Architectural theorists argue that enclosing space is a form of violence. To erect walls is to restrict movement, an element of freedom. Meanwhile the border’s fortification commits violence itself, designed to inflict pain on those who pass.[2]

Gaps in the fence increase this violence. The breaks in the wall are often placed in impassable terrain, like the desert. Between 1999 and 2012, 2,269 people died crossing this region.[3] This “access” makes violent architecture more inhumane.

However, creative activists along the border are responding. Architects Ronald Rael and Virginia San Fratello present alternative versions of the border wall too impractical to be constructed in real life. Yet, in their impracticality, the works challenge the absurdity of the wall’s violence toward border communities.


[1] Wilson, J. Gaines et al. An analysis of demographic disparities associated with the proposed U.S.-Mexico border fence in Cameron County, Texas. Austin, TX: University of Texas School of Law, 2008. November, 2015.

[2] Netz, Reviel. Barbed Wire: An Ecology of Modernity (Middletown, CT: Wesleyan UP, 2004), 230.

[3] Shivone, Gabe. “Death as ‘Deterrence’: The Desert as a Weapon.” Alliance for Global Justice. N.p., n.d. Web. 08 Dec. 2015.

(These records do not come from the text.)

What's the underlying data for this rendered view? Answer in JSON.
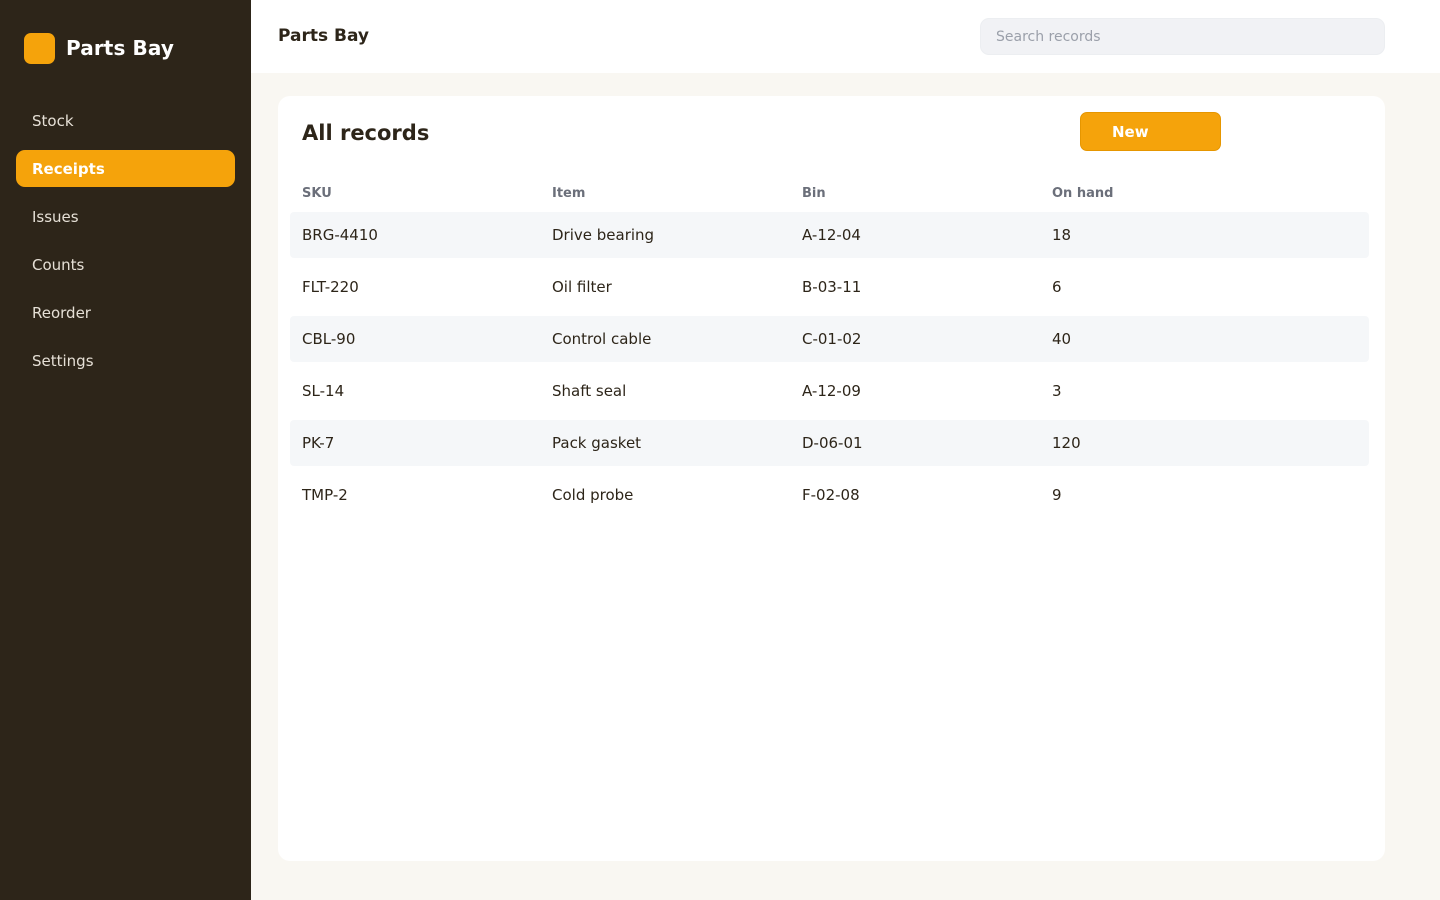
{
  "app": {
    "name": "Parts Bay"
  },
  "sidebar": {
    "items": [
      {
        "label": "Stock",
        "active": false
      },
      {
        "label": "Receipts",
        "active": true
      },
      {
        "label": "Issues",
        "active": false
      },
      {
        "label": "Counts",
        "active": false
      },
      {
        "label": "Reorder",
        "active": false
      },
      {
        "label": "Settings",
        "active": false
      }
    ]
  },
  "topbar": {
    "title": "Parts Bay",
    "search_placeholder": "Search records"
  },
  "main": {
    "title": "All records",
    "new_label": "New",
    "table": {
      "headers": [
        "SKU",
        "Item",
        "Bin",
        "On hand"
      ],
      "rows": [
        [
          "BRG-4410",
          "Drive bearing",
          "A-12-04",
          "18"
        ],
        [
          "FLT-220",
          "Oil filter",
          "B-03-11",
          "6"
        ],
        [
          "CBL-90",
          "Control cable",
          "C-01-02",
          "40"
        ],
        [
          "SL-14",
          "Shaft seal",
          "A-12-09",
          "3"
        ],
        [
          "PK-7",
          "Pack gasket",
          "D-06-01",
          "120"
        ],
        [
          "TMP-2",
          "Cold probe",
          "F-02-08",
          "9"
        ]
      ]
    }
  },
  "colors": {
    "sidebar_bg": "#2d2519",
    "accent": "#f5a30b",
    "page_bg": "#f9f7f2",
    "row_stripe": "#f5f7f9"
  }
}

[4] Dinan, Stephen. “Border Fence Is in the Eye of the Beholder.” The Washington Times, 24 June 2013,